There has never been another sitcom as huge as "Friends" was. And, based on the fact that "Two and a Half Men" is still the top rated sitcom and no one watches anything on NBC anymore, there may never be a show like "Friends" again. Good thing it will remain in reruns forever. As someone who has seen every episode of "Friends" at least 5 times, here are a few things that still bother me:
In "The One With Ross's Wedding," Ross, as you'll remember, says the wrong name during the vows. He's marrying Emily, but he says, "Rachel." Whoops! That's not really a great start to a marriage, but the good thing about it is that it happened before Ross and Emily were technically married. This was a perfect opportunity for Emily to call the whole thing off, but, instead of doing that very logical thing, she finishes the wedding, then runs away after they're legally married. That is such a hassle. It's not all Emily's fault, though. Ross has been divorced before. He really should have done a better job keeping a lookout for signs that things wouldn't work out. Like the fact that he said the wrong name during his wedding vows.
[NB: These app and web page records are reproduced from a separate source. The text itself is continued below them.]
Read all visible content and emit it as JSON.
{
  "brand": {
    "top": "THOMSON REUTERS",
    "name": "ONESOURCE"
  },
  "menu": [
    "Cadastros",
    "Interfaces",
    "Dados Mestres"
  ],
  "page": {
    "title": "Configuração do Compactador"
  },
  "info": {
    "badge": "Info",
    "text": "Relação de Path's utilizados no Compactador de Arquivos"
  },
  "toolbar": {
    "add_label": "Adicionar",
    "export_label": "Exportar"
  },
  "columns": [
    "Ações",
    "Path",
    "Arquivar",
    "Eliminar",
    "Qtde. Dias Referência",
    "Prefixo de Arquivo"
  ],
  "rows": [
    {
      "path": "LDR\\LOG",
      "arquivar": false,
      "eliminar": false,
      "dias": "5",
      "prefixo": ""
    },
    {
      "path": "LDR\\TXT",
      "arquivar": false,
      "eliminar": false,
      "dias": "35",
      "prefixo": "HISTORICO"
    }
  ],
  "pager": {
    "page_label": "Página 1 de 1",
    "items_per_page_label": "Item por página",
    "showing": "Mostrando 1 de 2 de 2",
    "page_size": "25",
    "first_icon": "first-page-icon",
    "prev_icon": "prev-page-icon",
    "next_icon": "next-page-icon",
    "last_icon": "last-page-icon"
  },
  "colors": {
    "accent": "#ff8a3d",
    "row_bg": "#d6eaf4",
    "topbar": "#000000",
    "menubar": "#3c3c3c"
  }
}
We all spent 10 years watching Monica, Chandler, Ross, Rachel, Phoebe, and Joey, and we know that they don't have any other friends. They have people they date and each other. That's it. So who are all these randos they trot out during party scenes? The idea that you can spend all your time only hanging out with five other people and still have a rockin' New Year's Eve is just another lie "Friends" spread about your twenties. At least they used it as an excuse to wedge some black people in the background.
Not to hate on Phoebe, but her presence in the "Friends" friend group doesn't make any sense. Sure, she's a good friend, and by season 10, it's understandable why they haven't stopped being friends with her, but why were they friends in the first place? She's weird. She doesn't have anything in common with the rest of the gang. And she's really weird. If this were real life, Phoebe would just feature in Monica's stories about that crazy roommate she once had, and that would be the end of it. Like Eddie. Remember Eddie?
It's bad enough that a 32 year-old woman with a presumably--based on wardrobe--high-paying job lives with a roommate, but the fact that she keeps living with him after she has a baby with another man is just plain weird. It's not even a really great apartment. There's no bedroom for the baby, and there's only that one window in the livingroom. Also, are there two microwaves in that kitchen? Come on, Rachel. Get it together.
The entire world knows that Chandler is "the funny one." Except, apparently, his friends. He's constantly cracking jokes and they're constantly not laughing at them. What's the point of having Chandler in their group if they don't think he's funny? I might think, oh it's a television thing. The director doesn't want to ruin the flow of the scene by stopping for laughs, but, oh yeah, there's a laugh track. Faceless strangers are laughing at Chandler's jokes, but his best friends aren't. That's so depressing.
Clearly, putting a giant wood beam in the middle of the kitchen was a bad set choice from the get go. It was obviously going to be in the way and be a big pain for the whole production. That's why someone should have realized that before they started filming the series. Instead, they filmed with it for a while, then just took it away. Like that's a thing you can do with support beams. Way to ruin the illusion of this otherwise completely realistic apartment.
At the end of the series, when Rachel and Ross have a baby together, but aren't together together, Rachel gets offered a job in Paris, and she takes it. She's leaving for the airport, and Ross rushes there to tell her not to go because he loves her. You know who else he should love? His daughter. The daughter that Rachel is just going to take to live in Paris. What kind of messed up custody agreement is going on here? Ross already has another kid he barely sees, you'd think he'd like to make some attempt to keep his offspring in his general vicinity. Emma always was sort of an afterthought though.
The money thing has long been something that critics of "Friends" harp on, and some of it is explained--Monica's apartment is rent controlled--and some of it just needs to be chalked up to the magic of television, but Joey and Phoebe just don't make sense. By the end of the series, they have steady jobs and money, but, at the beginning, Joey is an actor who never gets work, without another job, and Phoebe...is a subway busker? Ok, Phoebe makes no sense ever, so let's just ignore her like the writers expect us to. Joey, however, could have easily had his financial situation explain by some simple backstory, but, instead, the writers imply that he's mostly living off of Chandler's generosity. Pretty sweet deal for a random stranger roommate.
WARNING: I will defend this show to the death.
Oh, you didn't think "Friends" was funny? Oh, you thought it was just popular drivel? Oh, you were more of a "Seinfeld" person? Fuck you, you fucking liar. You loved "Friends." We all loved "Friends." We still love "Friends" when it appears in syndication 15 times per day. You know why? Because it was a delightfully funny, heartfelt, consistently enjoyable show. The fact that it was popular doesn't mean it sucked. You suck. Next time you start getting nostalgic for some bullshit 90s snackfood, remember the real reason the 90s were great: "Friends." (And, you know, the booming economy.)